Side note, if the midges are able to fit through the mesh of the net, tell my wife and family I love them. I’m sacrificing myself to the AT gods and jumping off the first cliff I see.

Ok, back to hiking. Around 2pm I called Happy to check in and was delighted to hear he had been hiking south for some time and was only a half mile ahead of me. I told him to wait there, as he was atop a small summit, and quickened my pace. But when I got to the top, he was nowhere to be found. I hiked on another third of a mile and then got worried. Did I pass him somehow? Did he accidentally hike north? Was he even on the right trail??

Now, my dad can hold his own on a hike … but we already know his feelings of this trail, and his comfort level upon it. So, I started to worry and envisioned Happy wandering aimlessly through the forest, delirious from dehydration, and desperately pleading with the chipmunks to point him in the direction of a white blaze.

Fortunately, just as that thought popped in my head, I heard a yell. “Sharkbait!” Yep, it was Happy. He was causally resting on a log about halfway up the mountain. When I told him of my worries, he responded with “Oops, I thought this was the top.” Yes, the false summits of the AT have fooled their 872,518,384th hiker.

We hiked the last 2 miles back together, only to find one more surprise at the bottom of our steep descent. Trail Magic! Happy got to meet his first magicians at the Schaghticoke Road intersection to Kent, as a 2017 thruhiker named Tumbleweed was sitting in the shade with a friend. They had cold water, soda, donuts and beer. Beer! Words can not describe how great that ale tasted after today’s muggy heat.

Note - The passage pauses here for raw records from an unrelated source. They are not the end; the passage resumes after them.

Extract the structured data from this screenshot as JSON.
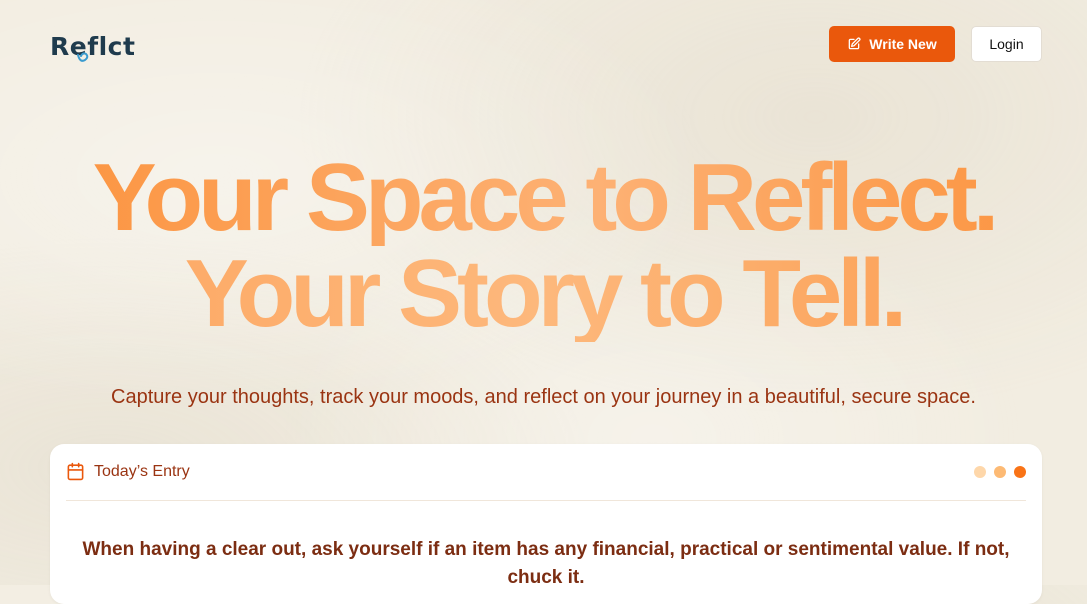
{
  "brand": {
    "logo_text": "Reflct",
    "logo_color": "#1f3b4d",
    "swirl_color": "#3b9ccf"
  },
  "header": {
    "write_new_label": "Write New",
    "write_new_icon": "edit-icon",
    "login_label": "Login"
  },
  "hero": {
    "title_line1": "Your Space to Reflect.",
    "title_line2": "Your Story to Tell.",
    "subtitle": "Capture your thoughts, track your moods, and reflect on your journey in a beautiful, secure space."
  },
  "entry_card": {
    "title": "Today’s Entry",
    "icon": "calendar-icon",
    "dot_colors": [
      "#fed7aa",
      "#fdba74",
      "#f97316"
    ],
    "quote": "When having a clear out, ask yourself if an item has any financial, practical or sentimental value. If not, chuck it."
  },
  "colors": {
    "accent": "#ea580c",
    "text_brown": "#9a3412",
    "quote_brown": "#7c2d12"
  }
}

We swapped the usual hiker facts (start date, finish date, trail name origin, etc.) and took a photo to commemorate the joyous moment (above). As Happy is almost done hiking with me, I’m so glad he got to receive some trail magic before heading home. Now he can say he had a full AT experience. Tumbleweed also offered to drive us the 2 miles to our hotel in Kent, which was just frosting on the cake. If you are reading this, thank you Tumbleweed (and friend)!

We are staying at the Fife ‘n Drum an upscale Inn with attached restaurant, bar and gift shop. It’s old fashioned and pricey, but a very nice place to stay in town. All of Kent is pretty expensive actually, so there aren’t many alternative options. It’s a stark difference from the $20/bed rates in Franklin and Hiawassee, but that should be no surprise to hikers. It is well known that accommodations get more sparse and more expensive as you hike North.

My sister is here tonight as well! She drove a long 6 hours to get here and join us for Happy’s last weekend on the trail with me. We will dayhike together the next couple days, and enjoy the spoils of these adorable Connecticut towns. On Monday, she will drive Happy back to DC to meet Mrs. Happy and spend some quality grandparents time with the kids. But for now, it’s just us 3 on vacation … which hasn’t happened in over 30 years. We had to capture the emotion of that moment in the photo below (sorry Mirra and Mom, you are missed).

My dad has nicknamed my sister “Queen Angel”, as she has been an overly-amazing trail angel to me on my thruhike. Four times now, she and her family have driven out to meet me and provide respite from the rain and ramen dinners plaguing me. It’s been so incredible to have their support, and this is the best of all. To help get my dad back home, allowing me to hike on without break, is a great aid. Queen Angel indeed!

Side note, she isn’t done yet. The whole family is still planning to meet me in New Hampshire to hike the white mountains (even though I’ve warned her of its difficulty). It’s an adventure the kids are looking forward to, so I’m looking forward to seeing them one last time before the end.

Hello Neimans (Sharkbait and Happy)

  • Start Mile: 1457.5
  • Start Time: 11:05
  • End Mile: 1468.4
  • End Time: 16:30
  • Miles Hiked: 10.9
  • Miles to Go: 722.5
  • Lodging: Fife ‘n Drum Restaurant & Inn